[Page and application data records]
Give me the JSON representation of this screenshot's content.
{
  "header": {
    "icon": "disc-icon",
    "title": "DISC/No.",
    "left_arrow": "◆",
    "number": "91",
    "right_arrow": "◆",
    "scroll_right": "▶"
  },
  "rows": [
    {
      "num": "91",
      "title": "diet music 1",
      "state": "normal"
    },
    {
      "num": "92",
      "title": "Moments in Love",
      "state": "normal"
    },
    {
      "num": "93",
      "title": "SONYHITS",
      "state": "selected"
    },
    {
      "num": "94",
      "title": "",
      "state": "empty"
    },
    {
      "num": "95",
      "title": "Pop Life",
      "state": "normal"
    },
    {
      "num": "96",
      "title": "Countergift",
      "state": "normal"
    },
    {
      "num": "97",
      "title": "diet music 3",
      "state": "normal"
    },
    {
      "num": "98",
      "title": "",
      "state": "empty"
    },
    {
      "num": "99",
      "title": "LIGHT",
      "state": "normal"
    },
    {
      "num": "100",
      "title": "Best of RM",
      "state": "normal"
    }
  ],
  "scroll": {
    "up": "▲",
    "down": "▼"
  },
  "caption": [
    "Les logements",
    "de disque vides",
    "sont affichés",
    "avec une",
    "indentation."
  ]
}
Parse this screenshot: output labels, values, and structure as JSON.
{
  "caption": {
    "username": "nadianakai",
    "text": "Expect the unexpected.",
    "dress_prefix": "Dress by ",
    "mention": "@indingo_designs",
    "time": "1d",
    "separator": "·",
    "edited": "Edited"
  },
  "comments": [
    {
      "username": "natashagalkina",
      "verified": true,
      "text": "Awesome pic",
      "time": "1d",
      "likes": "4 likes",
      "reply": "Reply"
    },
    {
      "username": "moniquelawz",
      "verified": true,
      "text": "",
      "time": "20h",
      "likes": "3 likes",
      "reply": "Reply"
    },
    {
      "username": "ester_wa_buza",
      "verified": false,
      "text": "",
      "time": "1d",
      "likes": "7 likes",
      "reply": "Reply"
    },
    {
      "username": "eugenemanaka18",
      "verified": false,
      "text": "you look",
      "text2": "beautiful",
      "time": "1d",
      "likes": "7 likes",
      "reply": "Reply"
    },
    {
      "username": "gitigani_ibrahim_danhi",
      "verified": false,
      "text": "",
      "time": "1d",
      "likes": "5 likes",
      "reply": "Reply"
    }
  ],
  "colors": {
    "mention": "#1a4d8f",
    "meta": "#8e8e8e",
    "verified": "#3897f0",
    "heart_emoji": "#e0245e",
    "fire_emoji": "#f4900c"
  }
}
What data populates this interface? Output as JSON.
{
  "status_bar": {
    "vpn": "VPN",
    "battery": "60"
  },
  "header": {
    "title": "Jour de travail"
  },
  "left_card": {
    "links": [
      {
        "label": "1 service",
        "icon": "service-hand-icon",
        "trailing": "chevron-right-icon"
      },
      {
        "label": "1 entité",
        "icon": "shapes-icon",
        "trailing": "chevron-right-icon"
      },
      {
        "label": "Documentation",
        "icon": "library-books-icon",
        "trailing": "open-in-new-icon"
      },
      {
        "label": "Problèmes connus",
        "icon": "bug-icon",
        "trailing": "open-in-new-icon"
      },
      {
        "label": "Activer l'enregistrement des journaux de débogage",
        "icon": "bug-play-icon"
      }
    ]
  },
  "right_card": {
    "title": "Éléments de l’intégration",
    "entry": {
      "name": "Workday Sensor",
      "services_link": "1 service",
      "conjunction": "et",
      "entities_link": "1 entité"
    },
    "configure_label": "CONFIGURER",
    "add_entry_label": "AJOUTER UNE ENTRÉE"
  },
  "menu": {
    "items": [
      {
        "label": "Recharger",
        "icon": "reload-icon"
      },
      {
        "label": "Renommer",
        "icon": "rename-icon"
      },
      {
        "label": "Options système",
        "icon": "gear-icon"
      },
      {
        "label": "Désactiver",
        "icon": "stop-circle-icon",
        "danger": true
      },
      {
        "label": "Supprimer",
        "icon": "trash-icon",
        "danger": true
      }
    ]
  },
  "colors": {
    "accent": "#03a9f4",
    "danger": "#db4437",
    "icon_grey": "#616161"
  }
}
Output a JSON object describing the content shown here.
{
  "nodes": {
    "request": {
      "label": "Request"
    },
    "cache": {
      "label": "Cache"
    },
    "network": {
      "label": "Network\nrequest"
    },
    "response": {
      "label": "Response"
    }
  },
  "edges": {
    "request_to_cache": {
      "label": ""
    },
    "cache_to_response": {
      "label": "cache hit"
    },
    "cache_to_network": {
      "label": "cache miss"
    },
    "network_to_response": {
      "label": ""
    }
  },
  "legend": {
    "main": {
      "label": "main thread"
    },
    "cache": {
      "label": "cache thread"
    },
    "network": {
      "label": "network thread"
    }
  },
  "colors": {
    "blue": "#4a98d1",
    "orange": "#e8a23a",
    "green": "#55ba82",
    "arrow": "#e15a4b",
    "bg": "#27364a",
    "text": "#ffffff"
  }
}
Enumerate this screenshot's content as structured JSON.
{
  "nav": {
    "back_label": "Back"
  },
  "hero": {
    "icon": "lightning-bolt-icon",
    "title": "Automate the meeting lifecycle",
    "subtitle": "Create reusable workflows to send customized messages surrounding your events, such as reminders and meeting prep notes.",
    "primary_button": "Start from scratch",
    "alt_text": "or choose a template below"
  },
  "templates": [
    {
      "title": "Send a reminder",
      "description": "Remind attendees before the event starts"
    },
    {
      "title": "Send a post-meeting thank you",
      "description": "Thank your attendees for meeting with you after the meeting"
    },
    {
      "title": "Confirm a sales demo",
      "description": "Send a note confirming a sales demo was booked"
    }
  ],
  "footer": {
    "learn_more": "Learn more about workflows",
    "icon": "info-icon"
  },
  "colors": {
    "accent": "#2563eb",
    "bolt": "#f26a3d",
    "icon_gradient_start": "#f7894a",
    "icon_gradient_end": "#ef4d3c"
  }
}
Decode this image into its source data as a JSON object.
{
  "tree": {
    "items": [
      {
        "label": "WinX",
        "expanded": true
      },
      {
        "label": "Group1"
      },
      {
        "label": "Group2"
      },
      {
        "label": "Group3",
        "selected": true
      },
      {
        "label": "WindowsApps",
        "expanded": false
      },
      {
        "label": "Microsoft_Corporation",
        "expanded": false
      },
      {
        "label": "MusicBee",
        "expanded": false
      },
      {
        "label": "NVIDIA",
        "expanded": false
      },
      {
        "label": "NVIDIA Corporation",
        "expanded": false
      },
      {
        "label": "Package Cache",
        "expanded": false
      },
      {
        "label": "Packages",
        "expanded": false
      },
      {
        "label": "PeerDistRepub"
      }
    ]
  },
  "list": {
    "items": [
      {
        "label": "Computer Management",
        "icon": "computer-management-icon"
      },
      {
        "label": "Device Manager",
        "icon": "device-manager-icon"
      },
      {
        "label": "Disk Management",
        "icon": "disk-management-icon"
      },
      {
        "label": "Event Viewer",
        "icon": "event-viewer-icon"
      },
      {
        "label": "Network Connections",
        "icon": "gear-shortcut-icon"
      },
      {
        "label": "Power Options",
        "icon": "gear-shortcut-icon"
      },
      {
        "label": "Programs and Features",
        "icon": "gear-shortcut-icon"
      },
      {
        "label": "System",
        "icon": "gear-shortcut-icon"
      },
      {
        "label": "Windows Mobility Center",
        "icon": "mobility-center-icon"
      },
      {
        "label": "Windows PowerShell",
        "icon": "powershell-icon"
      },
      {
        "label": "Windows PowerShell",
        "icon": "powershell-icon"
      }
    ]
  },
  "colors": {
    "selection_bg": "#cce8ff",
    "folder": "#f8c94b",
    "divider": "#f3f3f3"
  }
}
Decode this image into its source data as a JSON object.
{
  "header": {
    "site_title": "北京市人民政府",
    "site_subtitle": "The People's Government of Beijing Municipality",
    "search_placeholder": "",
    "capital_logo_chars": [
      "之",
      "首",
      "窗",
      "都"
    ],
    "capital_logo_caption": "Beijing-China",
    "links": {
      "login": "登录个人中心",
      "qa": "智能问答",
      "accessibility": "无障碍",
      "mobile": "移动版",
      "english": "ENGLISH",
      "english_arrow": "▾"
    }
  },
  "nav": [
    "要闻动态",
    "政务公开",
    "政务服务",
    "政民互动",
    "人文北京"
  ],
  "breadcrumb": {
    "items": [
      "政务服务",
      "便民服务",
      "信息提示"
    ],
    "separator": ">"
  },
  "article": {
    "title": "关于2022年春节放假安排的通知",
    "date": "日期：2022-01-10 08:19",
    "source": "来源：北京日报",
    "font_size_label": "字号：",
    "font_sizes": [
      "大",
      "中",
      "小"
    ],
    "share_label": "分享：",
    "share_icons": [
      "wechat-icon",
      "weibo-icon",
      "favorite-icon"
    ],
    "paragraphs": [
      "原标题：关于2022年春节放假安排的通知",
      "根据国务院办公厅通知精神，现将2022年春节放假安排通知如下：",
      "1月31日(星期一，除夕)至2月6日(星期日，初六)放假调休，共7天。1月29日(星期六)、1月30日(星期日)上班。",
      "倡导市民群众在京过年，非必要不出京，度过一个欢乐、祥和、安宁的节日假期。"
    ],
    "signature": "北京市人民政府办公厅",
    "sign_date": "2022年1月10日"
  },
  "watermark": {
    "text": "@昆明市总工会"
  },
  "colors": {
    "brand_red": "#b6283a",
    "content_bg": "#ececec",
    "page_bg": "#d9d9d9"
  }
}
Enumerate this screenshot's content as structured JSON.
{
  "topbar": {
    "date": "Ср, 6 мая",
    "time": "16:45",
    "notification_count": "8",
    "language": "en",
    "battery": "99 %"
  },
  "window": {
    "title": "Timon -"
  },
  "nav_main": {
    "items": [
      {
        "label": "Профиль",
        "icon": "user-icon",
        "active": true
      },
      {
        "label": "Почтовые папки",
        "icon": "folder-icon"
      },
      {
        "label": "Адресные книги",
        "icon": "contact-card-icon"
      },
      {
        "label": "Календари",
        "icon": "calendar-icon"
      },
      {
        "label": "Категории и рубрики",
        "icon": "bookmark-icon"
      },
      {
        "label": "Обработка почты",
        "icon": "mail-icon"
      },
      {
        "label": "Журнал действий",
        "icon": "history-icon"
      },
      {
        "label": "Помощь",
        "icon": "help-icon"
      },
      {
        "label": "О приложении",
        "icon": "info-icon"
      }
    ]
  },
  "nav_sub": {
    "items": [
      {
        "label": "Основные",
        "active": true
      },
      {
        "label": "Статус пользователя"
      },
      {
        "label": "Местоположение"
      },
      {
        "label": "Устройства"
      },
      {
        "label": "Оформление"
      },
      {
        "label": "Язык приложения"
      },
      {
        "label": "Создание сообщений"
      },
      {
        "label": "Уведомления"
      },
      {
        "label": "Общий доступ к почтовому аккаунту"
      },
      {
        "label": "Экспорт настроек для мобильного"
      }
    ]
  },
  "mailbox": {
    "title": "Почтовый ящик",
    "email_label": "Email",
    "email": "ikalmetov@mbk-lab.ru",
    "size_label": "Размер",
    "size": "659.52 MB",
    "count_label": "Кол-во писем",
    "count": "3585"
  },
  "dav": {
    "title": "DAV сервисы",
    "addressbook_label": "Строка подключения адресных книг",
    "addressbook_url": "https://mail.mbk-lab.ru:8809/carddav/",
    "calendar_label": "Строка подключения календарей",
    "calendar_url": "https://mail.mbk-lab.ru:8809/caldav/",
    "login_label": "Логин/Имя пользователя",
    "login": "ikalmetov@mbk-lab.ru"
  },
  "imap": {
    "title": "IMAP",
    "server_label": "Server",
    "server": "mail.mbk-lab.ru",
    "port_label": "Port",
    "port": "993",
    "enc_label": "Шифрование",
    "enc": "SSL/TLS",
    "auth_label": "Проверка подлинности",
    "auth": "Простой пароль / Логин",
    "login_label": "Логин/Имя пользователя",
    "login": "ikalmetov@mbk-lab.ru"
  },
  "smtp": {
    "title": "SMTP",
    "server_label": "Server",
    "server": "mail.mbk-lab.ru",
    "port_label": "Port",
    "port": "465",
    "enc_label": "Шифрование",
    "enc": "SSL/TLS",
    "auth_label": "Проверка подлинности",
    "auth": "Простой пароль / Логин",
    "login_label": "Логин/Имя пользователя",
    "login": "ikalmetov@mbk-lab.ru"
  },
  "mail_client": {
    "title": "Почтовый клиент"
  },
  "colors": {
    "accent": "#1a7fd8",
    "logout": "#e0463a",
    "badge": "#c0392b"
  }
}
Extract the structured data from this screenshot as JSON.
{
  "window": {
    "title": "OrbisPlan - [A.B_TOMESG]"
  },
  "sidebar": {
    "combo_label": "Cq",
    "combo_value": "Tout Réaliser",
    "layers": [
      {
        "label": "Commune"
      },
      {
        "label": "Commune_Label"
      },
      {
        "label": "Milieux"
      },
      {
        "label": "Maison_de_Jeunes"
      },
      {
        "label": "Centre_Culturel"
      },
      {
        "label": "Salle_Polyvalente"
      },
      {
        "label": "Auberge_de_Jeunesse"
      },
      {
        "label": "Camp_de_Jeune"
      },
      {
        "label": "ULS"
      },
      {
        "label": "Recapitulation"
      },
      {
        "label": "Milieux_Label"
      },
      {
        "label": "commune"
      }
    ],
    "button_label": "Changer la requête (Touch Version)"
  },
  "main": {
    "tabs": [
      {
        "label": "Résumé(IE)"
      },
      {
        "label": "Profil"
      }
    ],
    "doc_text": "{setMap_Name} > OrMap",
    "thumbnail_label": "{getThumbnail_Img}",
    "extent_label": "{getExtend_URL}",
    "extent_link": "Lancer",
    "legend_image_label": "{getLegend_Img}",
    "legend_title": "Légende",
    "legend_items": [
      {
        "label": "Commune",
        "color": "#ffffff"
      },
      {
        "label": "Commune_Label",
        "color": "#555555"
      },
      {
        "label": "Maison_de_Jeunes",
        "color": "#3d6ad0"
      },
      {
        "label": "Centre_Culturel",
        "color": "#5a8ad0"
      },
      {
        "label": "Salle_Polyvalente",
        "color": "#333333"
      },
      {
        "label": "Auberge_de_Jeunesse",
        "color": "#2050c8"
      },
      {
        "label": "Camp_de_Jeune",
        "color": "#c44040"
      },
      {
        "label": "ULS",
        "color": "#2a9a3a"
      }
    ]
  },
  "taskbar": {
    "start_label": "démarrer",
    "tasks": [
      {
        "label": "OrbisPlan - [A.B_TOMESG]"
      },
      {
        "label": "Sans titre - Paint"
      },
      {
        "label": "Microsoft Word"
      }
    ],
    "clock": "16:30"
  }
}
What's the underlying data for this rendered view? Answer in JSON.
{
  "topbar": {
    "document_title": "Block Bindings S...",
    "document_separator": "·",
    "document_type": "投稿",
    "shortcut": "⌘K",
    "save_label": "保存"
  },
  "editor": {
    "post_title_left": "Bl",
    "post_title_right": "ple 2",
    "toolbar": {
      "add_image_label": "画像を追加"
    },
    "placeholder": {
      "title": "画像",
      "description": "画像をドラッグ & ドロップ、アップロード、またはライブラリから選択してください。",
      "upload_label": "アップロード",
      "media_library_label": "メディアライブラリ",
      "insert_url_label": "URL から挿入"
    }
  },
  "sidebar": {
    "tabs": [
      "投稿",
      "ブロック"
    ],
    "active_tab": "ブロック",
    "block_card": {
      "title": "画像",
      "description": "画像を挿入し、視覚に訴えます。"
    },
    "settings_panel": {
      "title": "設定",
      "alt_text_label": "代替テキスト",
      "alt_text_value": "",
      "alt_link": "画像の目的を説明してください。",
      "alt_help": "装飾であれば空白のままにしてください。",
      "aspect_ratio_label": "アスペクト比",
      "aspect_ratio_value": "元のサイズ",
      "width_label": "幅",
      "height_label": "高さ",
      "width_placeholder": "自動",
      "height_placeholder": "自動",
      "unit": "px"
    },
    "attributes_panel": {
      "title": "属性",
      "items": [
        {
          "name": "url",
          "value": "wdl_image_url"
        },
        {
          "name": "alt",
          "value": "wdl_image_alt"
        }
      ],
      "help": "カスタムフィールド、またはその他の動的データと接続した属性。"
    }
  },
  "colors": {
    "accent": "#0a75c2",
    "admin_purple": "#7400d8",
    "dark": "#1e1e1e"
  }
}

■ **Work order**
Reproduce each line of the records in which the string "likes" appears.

■ **Answer section**
      "likes": "4 likes",
      "likes": "3 likes",
      "likes": "7 likes",
      "likes": "7 likes",
      "likes": "5 likes",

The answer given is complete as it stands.